The KBW Bank Index, which includes Wells Fargo and other big banks such as Citigroup and Bank of America, has lost more than 40% of its value this year as the economic picture continues to darken dramatically.
More than 36 million Americans have filed initial unemployment claims as of Friday and retail sales have crashed. Small businesses are struggling to stay alive. And bankruptcies are on the rise.
Big banks are building massive loan loss reserves designed to cushion their looming losses, which analysts warn could just be the tip of the iceberg. Additional reserve builds are likely to wipe out bank profitability during the second quarter.

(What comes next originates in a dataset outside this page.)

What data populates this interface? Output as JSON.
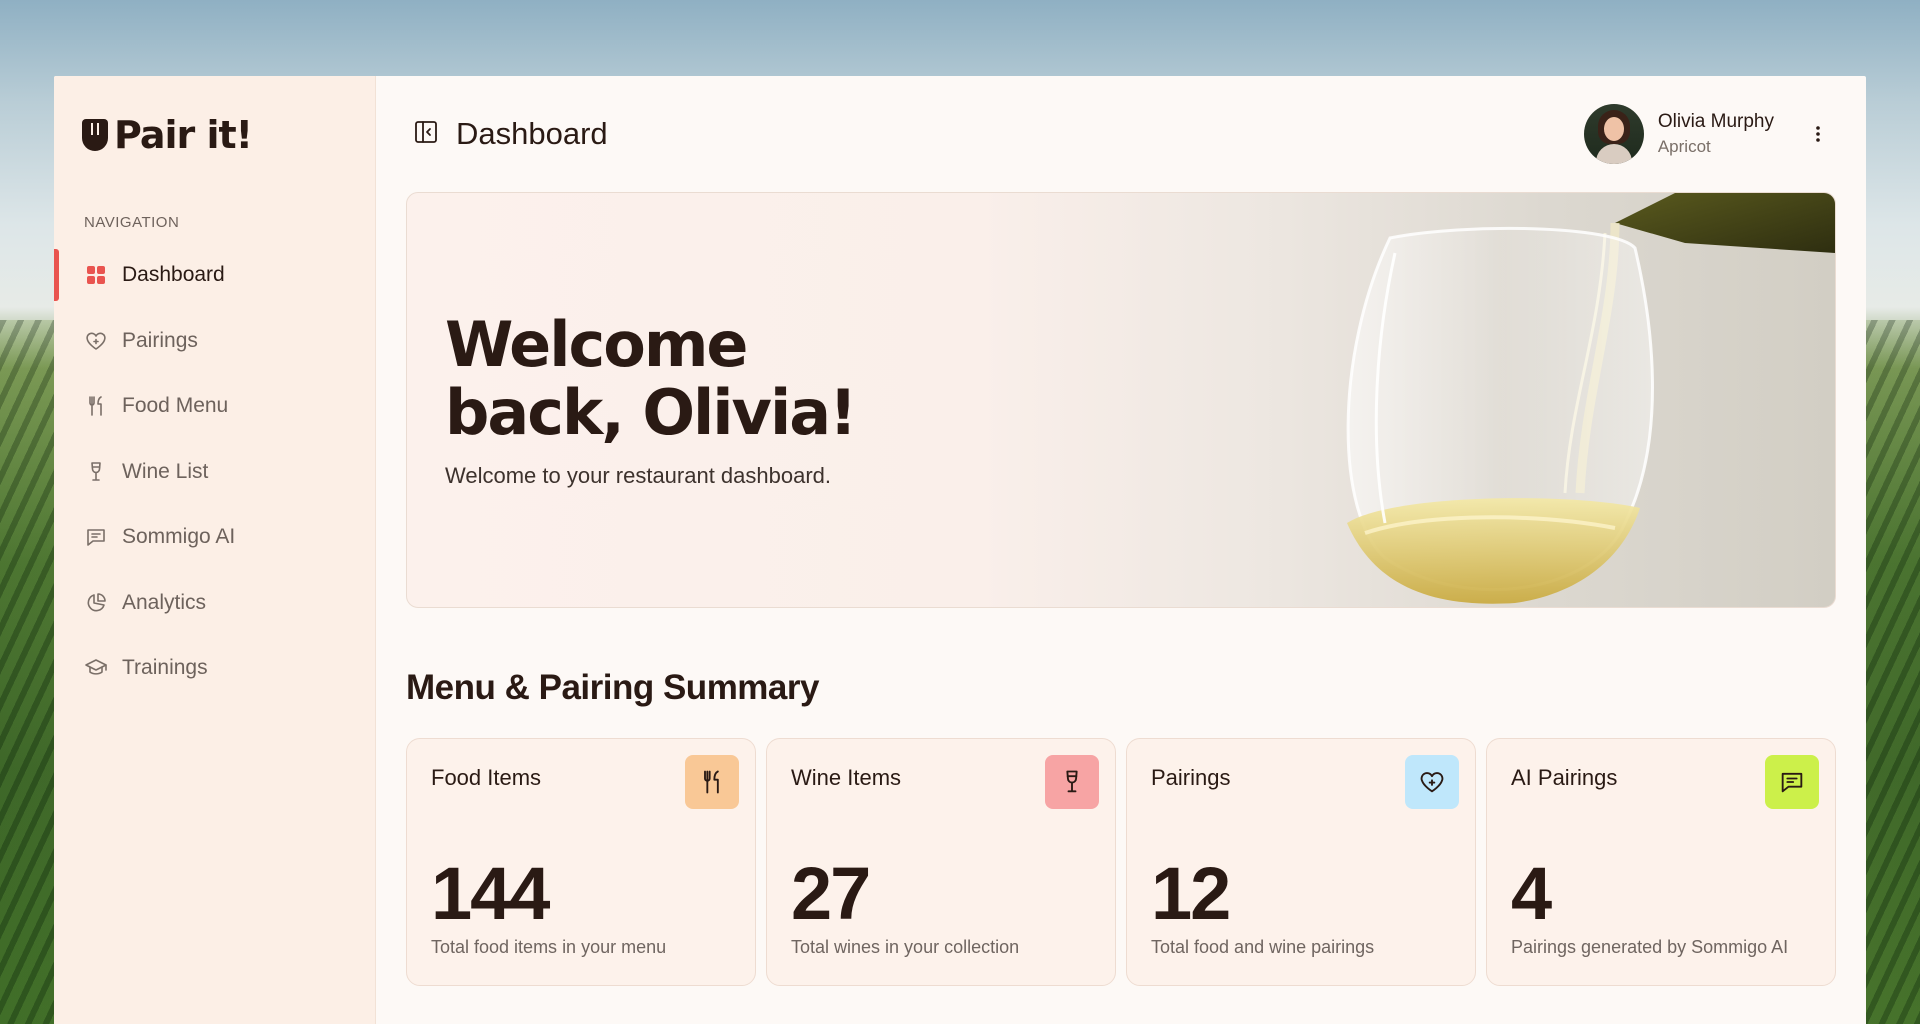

The mood in the banking industry is further darkened by speculation that the Federal Reserve could follow in the footsteps of Europe and Japan by dropping interest rates below zero. President Donald Trump is rooting for that
Although Fed chief Jerome Powell and other Fed officials have insisted they aren’t considering going negative, investors fear it could still happen.
“If you asked me six months ago if we would ever have negative rates in the United States, I’d say, ‘No, you’re crazy,'” said Sanders, the Edward Jones analyst. “But now I do think it’s possible, though a low-probability event.”
Negative rates are the last thing banks need given the challenging environment and the problems they have posed for European lenders. Consider that European bank stocks recently dropped to levels unseen since 1988.
“Everyone looks at that experience and says if you replicate that here, you just can’t own banks. It would just be extremely damaging to banks,” said Colas of DataTrek.
Dividend pressures mount
Even without negative rates, big bank dividends are under financial and political pressure.
Former banking regulators Janet Yellen and Sheila Bair have urged the Fed to force banks to suspend their dividends so they have enough firepower to help consumers and businesses ride out the economic storm.
Big banks have already suspended their share buybacks but have so far resisted touching their coveted dividend payouts. But analysts are warning that could change in coming weeks as the Fed puts banks through their annual stress tests.
Wells Fargo didn’t make enough money to cover its dividend payouts during the first quarter. KBW estimates that the bank’s dividend payout will amount to 221% of its earnings in 2020, compared with just 59% for the median big bank.
Although KBW maintains that Wells Fargo has the resources to keep its dividend intact, the firm is warning that there is a risk regulators might force a change.
“If they want to, the Fed could reverse engineer specific banks to cut dividends. It’s their stress tests. It’s their black box,” said KBW banking analyst Brian Kleinhanzl.